§ **Given data**:
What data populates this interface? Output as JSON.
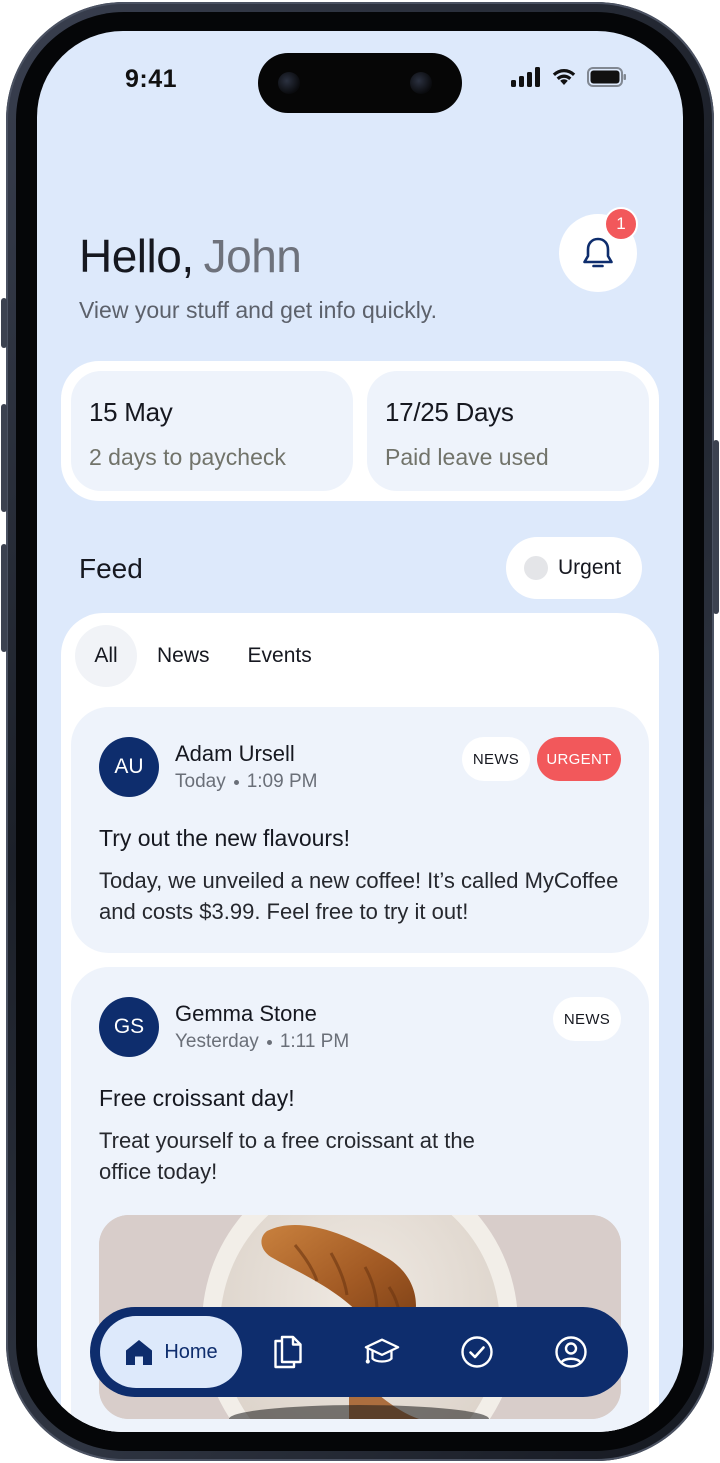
{
  "status_bar": {
    "time": "9:41"
  },
  "header": {
    "greeting": "Hello,",
    "name": "John",
    "subtitle": "View your stuff and get info quickly.",
    "notification_count": "1"
  },
  "summary": [
    {
      "title": "15 May",
      "subtitle": "2 days to paycheck"
    },
    {
      "title": "17/25 Days",
      "subtitle": "Paid leave used"
    }
  ],
  "feed": {
    "title": "Feed",
    "urgent_filter_label": "Urgent",
    "tabs": [
      "All",
      "News",
      "Events"
    ],
    "active_tab": "All",
    "posts": [
      {
        "initials": "AU",
        "author": "Adam Ursell",
        "day": "Today",
        "time": "1:09 PM",
        "tags": [
          "NEWS",
          "URGENT"
        ],
        "title": "Try out the new flavours!",
        "body": "Today, we unveiled a new coffee! It’s called MyCoffee and costs $3.99. Feel free to try it out!"
      },
      {
        "initials": "GS",
        "author": "Gemma Stone",
        "day": "Yesterday",
        "time": "1:11 PM",
        "tags": [
          "NEWS"
        ],
        "title": "Free croissant day!",
        "body": "Treat yourself to a free croissant at the office today!"
      }
    ]
  },
  "nav": {
    "home_label": "Home",
    "icons": [
      "home-icon",
      "documents-icon",
      "learning-icon",
      "tasks-icon",
      "profile-icon"
    ]
  },
  "colors": {
    "background": "#dde9fb",
    "primary": "#0e2d6d",
    "urgent": "#f2585b",
    "card": "#eef3fb"
  }
}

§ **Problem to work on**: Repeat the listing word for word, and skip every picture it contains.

§ **Answer section**:
What data populates this interface? Output as JSON.
{
  "status_bar": {
    "time": "9:41"
  },
  "header": {
    "greeting": "Hello,",
    "name": "John",
    "subtitle": "View your stuff and get info quickly.",
    "notification_count": "1"
  },
  "summary": [
    {
      "title": "15 May",
      "subtitle": "2 days to paycheck"
    },
    {
      "title": "17/25 Days",
      "subtitle": "Paid leave used"
    }
  ],
  "feed": {
    "title": "Feed",
    "urgent_filter_label": "Urgent",
    "tabs": [
      "All",
      "News",
      "Events"
    ],
    "active_tab": "All",
    "posts": [
      {
        "initials": "AU",
        "author": "Adam Ursell",
        "day": "Today",
        "time": "1:09 PM",
        "tags": [
          "NEWS",
          "URGENT"
        ],
        "title": "Try out the new flavours!",
        "body": "Today, we unveiled a new coffee! It’s called MyCoffee and costs $3.99. Feel free to try it out!"
      },
      {
        "initials": "GS",
        "author": "Gemma Stone",
        "day": "Yesterday",
        "time": "1:11 PM",
        "tags": [
          "NEWS"
        ],
        "title": "Free croissant day!",
        "body": "Treat yourself to a free croissant at the office today!"
      }
    ]
  },
  "nav": {
    "home_label": "Home",
    "icons": [
      "home-icon",
      "documents-icon",
      "learning-icon",
      "tasks-icon",
      "profile-icon"
    ]
  },
  "colors": {
    "background": "#dde9fb",
    "primary": "#0e2d6d",
    "urgent": "#f2585b",
    "card": "#eef3fb"
  }
}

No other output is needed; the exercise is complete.